Poor hygiene can cause a wide range of symptoms in dogs. While some are relatively minor, others indicate serious underlying health issues.
Common signs of poor hygiene in dogs include:
- Matted fur
- A dull coat
- Dry, itchy skin
- Greasy fur
- Unpleasant odor
- Bad breath
- Tooth discoloration
- Smelly ears
- Wax buildup in ears
Pay attention to your dog’s overall condition and behavior. Do they appear healthy and well-groomed? Are they scratching more than usual? Or licking? Are they having trouble getting around? Do they stink? Examine your dog regularly, and give them a good scrub if they seem dirty. And, of course, contact their veterinarian if you spot any serious issues, like skin sores, infections, etc.

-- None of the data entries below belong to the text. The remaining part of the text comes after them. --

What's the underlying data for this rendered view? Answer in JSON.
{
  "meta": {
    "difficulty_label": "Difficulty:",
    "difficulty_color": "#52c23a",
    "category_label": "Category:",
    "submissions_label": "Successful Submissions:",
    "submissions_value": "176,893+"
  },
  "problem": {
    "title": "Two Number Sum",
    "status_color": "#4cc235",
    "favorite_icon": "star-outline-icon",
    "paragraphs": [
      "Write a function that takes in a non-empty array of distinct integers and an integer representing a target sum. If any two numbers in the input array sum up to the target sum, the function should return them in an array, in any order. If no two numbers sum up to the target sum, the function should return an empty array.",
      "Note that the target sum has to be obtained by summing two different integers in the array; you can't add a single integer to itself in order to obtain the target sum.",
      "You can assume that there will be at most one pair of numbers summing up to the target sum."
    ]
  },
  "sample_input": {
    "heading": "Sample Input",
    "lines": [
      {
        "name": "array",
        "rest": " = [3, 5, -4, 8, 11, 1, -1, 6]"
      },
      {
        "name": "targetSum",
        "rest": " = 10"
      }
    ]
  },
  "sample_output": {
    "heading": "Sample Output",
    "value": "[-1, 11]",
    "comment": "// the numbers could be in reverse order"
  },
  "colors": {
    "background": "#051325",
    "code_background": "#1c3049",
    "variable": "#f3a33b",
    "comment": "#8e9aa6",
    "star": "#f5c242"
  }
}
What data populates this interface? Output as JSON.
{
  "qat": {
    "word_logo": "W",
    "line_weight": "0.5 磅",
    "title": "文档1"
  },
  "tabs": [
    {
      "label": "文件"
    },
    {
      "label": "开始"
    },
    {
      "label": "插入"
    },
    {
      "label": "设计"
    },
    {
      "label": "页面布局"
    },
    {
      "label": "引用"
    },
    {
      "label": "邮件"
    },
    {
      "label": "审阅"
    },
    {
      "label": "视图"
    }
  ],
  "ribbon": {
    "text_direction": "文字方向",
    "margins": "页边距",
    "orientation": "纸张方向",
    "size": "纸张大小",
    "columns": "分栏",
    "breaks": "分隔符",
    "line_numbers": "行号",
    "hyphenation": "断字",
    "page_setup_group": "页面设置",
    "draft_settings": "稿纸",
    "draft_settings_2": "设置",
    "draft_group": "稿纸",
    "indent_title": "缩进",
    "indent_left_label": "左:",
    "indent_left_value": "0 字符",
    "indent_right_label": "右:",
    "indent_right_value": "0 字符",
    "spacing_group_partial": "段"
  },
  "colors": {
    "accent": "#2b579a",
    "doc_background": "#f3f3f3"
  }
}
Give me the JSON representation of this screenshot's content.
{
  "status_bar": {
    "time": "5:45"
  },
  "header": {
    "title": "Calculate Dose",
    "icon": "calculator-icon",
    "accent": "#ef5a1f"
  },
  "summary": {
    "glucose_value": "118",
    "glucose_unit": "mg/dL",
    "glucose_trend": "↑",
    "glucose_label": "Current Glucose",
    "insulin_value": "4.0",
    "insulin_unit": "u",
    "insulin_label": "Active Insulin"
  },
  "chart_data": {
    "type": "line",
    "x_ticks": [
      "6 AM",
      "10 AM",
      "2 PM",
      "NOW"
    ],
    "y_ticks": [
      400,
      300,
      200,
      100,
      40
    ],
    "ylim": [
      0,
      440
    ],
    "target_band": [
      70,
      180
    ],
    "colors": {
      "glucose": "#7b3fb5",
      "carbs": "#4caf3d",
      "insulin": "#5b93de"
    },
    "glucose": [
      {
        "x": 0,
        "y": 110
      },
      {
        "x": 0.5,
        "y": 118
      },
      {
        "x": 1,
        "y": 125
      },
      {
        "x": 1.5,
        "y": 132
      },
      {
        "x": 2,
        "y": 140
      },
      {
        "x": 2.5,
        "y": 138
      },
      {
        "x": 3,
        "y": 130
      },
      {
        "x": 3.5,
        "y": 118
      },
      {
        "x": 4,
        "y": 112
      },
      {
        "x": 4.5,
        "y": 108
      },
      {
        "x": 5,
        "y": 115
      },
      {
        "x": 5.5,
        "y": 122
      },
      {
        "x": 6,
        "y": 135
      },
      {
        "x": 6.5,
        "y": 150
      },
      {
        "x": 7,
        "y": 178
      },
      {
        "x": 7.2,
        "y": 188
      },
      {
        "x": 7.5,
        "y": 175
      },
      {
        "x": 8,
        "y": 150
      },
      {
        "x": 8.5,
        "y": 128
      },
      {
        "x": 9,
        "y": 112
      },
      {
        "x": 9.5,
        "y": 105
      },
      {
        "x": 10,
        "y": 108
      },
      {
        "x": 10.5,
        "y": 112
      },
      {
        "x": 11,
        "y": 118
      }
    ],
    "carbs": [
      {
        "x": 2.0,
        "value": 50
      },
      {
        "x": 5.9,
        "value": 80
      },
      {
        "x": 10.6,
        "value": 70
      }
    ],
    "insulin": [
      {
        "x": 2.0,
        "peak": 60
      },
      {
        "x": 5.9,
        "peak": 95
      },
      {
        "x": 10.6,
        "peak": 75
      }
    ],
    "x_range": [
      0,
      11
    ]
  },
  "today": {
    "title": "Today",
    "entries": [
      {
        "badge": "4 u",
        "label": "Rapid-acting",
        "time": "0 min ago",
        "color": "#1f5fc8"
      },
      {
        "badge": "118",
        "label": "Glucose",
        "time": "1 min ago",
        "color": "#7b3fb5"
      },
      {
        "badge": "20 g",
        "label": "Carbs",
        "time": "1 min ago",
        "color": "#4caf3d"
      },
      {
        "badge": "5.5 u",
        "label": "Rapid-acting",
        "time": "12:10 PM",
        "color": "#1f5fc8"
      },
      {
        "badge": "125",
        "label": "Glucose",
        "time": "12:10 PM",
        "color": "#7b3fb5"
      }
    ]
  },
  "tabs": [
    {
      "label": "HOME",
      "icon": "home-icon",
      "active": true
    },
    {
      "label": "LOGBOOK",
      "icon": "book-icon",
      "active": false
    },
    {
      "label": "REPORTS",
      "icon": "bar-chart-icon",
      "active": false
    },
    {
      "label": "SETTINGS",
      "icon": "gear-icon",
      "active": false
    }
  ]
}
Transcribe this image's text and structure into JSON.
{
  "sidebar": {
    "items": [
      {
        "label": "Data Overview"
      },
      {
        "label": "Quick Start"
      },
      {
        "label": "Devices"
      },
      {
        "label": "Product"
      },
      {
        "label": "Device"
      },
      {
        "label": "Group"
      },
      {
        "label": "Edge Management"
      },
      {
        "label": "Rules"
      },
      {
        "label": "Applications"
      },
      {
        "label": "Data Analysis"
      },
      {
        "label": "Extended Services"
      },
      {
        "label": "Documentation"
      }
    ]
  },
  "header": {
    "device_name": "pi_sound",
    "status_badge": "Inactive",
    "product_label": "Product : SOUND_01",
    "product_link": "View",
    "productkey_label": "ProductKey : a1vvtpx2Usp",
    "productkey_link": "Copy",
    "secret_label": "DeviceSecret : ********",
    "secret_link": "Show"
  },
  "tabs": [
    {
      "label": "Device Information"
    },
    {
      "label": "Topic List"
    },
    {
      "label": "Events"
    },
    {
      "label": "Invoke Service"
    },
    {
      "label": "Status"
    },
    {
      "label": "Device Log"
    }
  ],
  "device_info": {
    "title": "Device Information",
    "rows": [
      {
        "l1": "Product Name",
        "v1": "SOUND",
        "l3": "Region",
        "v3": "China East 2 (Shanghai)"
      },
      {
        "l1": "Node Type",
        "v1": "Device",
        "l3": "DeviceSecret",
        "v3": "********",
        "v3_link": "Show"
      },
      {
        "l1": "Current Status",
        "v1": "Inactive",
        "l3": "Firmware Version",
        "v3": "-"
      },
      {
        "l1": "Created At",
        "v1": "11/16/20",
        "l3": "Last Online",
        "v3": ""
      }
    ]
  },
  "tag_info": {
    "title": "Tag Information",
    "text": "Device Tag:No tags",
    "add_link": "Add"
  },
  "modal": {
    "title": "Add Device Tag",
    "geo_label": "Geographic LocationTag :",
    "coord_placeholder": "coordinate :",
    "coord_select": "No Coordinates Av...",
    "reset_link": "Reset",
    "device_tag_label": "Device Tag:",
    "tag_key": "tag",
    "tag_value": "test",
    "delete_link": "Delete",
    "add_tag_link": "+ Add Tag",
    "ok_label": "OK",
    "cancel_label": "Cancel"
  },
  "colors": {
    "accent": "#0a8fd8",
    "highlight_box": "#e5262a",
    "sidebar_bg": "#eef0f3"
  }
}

In short, the answer to this depends on your dog’s lifestyle. Some dogs need to be bathed once or twice per week, while others can get away with being bathed every few months. A small, short-haired dog who mostly stays inside usually needs infrequent baths, while a large, long-haired breed who loves spending time outside — like a Golden Retriever — may need to be bathed and professionally groomed much more often.
Your veterinarian is the best source of information regarding your dog’s hygiene. They can help with everything from dealing with an unpleasant odor and treating sensitive skin to teaching you how to brush your dog’s teeth at home and trimming their nails. Building a relationship with a skilled veterinarian is the best way to stay on top of your dog’s hygiene and deal with any problems that may arise.
For answers to additional questions regarding dog bathing and hygiene, reach out to your veterinarian. If you do not have one yet, GeniusVets can help you find a trusted local veterinarian.